Material to process: Begin
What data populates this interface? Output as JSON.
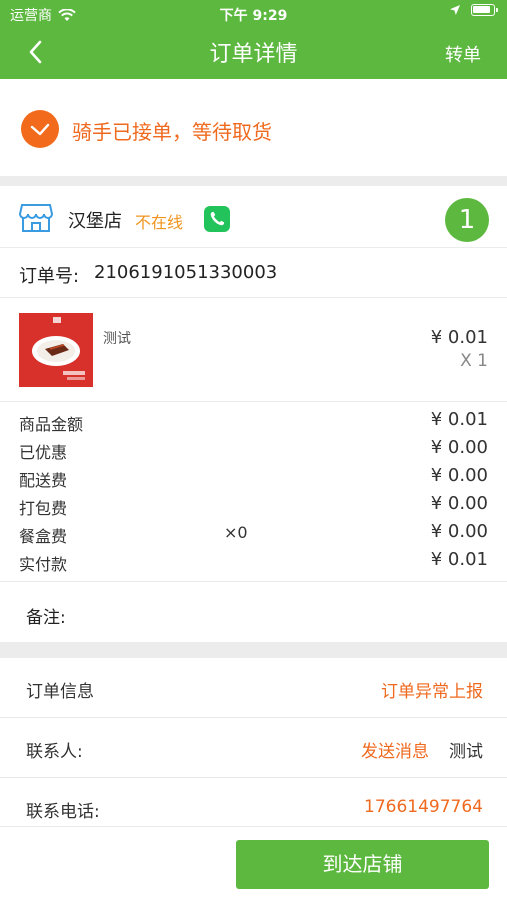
{
  "status_bar": {
    "carrier": "运营商",
    "time": "下午 9:29"
  },
  "nav": {
    "title": "订单详情",
    "action": "转单"
  },
  "status": {
    "text": "骑手已接单，等待取货",
    "accent": "#ef6a1f"
  },
  "store": {
    "name": "汉堡店",
    "status": "不在线",
    "count": "1"
  },
  "order": {
    "number_label": "订单号:",
    "number": "2106191051330003"
  },
  "product": {
    "name": "测试",
    "price": "¥ 0.01",
    "qty": "X 1"
  },
  "fees": [
    {
      "label": "商品金额",
      "mid": "",
      "value": "¥ 0.01"
    },
    {
      "label": "已优惠",
      "mid": "",
      "value": "¥ 0.00"
    },
    {
      "label": "配送费",
      "mid": "",
      "value": "¥ 0.00"
    },
    {
      "label": "打包费",
      "mid": "",
      "value": "¥ 0.00"
    },
    {
      "label": "餐盒费",
      "mid": "×0",
      "value": "¥ 0.00"
    },
    {
      "label": "实付款",
      "mid": "",
      "value": "¥ 0.01"
    }
  ],
  "remark": {
    "label": "备注:"
  },
  "info": {
    "order_info_label": "订单信息",
    "report_label": "订单异常上报",
    "contact_label": "联系人:",
    "send_message": "发送消息",
    "contact_name": "测试",
    "phone_label": "联系电话:",
    "phone": "17661497764"
  },
  "bottom": {
    "arrive_label": "到达店铺"
  },
  "colors": {
    "brand_green": "#5cb83f",
    "accent_orange": "#ef6a1f",
    "offline_orange": "#f0951f"
  }
}
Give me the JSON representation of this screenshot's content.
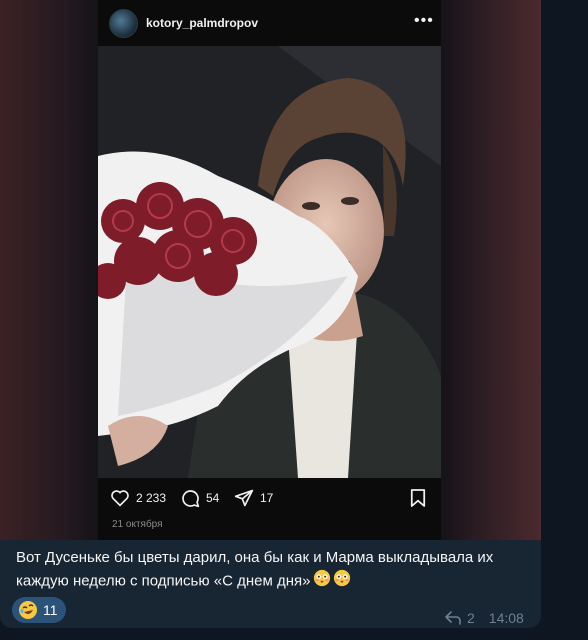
{
  "post": {
    "username": "kotory_palmdropov",
    "more_icon": "more-horizontal-icon",
    "likes": "2 233",
    "comments": "54",
    "shares": "17",
    "date": "21 октября"
  },
  "message": {
    "caption": "Вот Дусеньке бы цветы дарил, она бы как и Марма выкладывала их каждую неделю с подписью «С днем дня»",
    "reaction_count": "11",
    "forward_count": "2",
    "time": "14:08"
  },
  "colors": {
    "chat_background": "#0e1621",
    "bubble": "#182533",
    "reaction_pill": "#2b5278",
    "meta_text": "#6d8191"
  }
}
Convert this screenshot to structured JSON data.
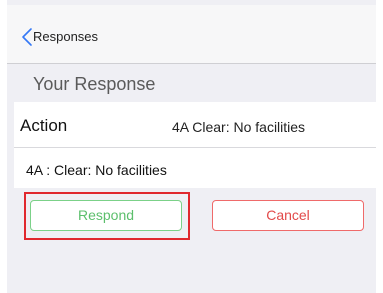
{
  "navbar": {
    "back_label": "Responses"
  },
  "section": {
    "title": "Your Response"
  },
  "card": {
    "action_label": "Action",
    "action_value": "4A Clear: No facilities",
    "detail": "4A : Clear: No facilities"
  },
  "buttons": {
    "respond_label": "Respond",
    "cancel_label": "Cancel"
  },
  "icons": {
    "back": "chevron-left-icon"
  },
  "colors": {
    "accent_blue": "#3478f6",
    "respond_green": "#5cbf6c",
    "cancel_red": "#e24a4a",
    "highlight_red": "#e0282e"
  }
}
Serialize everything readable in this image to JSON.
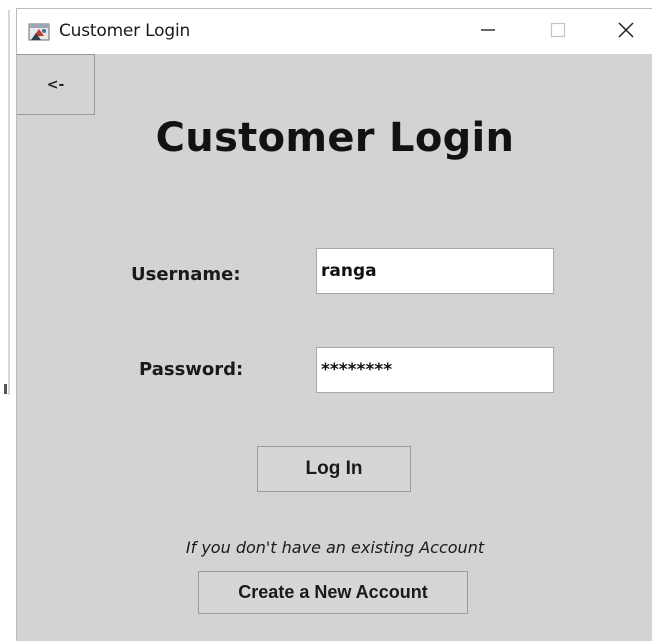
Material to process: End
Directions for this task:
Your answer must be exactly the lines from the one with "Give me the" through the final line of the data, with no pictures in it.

Answer for this exercise:
Give me the JSON representation of this screenshot's content.
{
  "post": {
    "username": "kotory_palmdropov",
    "more_icon": "more-horizontal-icon",
    "likes": "2 233",
    "comments": "54",
    "shares": "17",
    "date": "21 октября"
  },
  "message": {
    "caption": "Вот Дусеньке бы цветы дарил, она бы как и Марма выкладывала их каждую неделю с подписью «С днем дня»",
    "reaction_count": "11",
    "forward_count": "2",
    "time": "14:08"
  },
  "colors": {
    "chat_background": "#0e1621",
    "bubble": "#182533",
    "reaction_pill": "#2b5278",
    "meta_text": "#6d8191"
  }
}
Convert this screenshot to structured JSON data.
{
  "navbar": {
    "back_label": "Responses"
  },
  "section": {
    "title": "Your Response"
  },
  "card": {
    "action_label": "Action",
    "action_value": "4A Clear: No facilities",
    "detail": "4A : Clear: No facilities"
  },
  "buttons": {
    "respond_label": "Respond",
    "cancel_label": "Cancel"
  },
  "icons": {
    "back": "chevron-left-icon"
  },
  "colors": {
    "accent_blue": "#3478f6",
    "respond_green": "#5cbf6c",
    "cancel_red": "#e24a4a",
    "highlight_red": "#e0282e"
  }
}
Serialize everything readable in this image to JSON.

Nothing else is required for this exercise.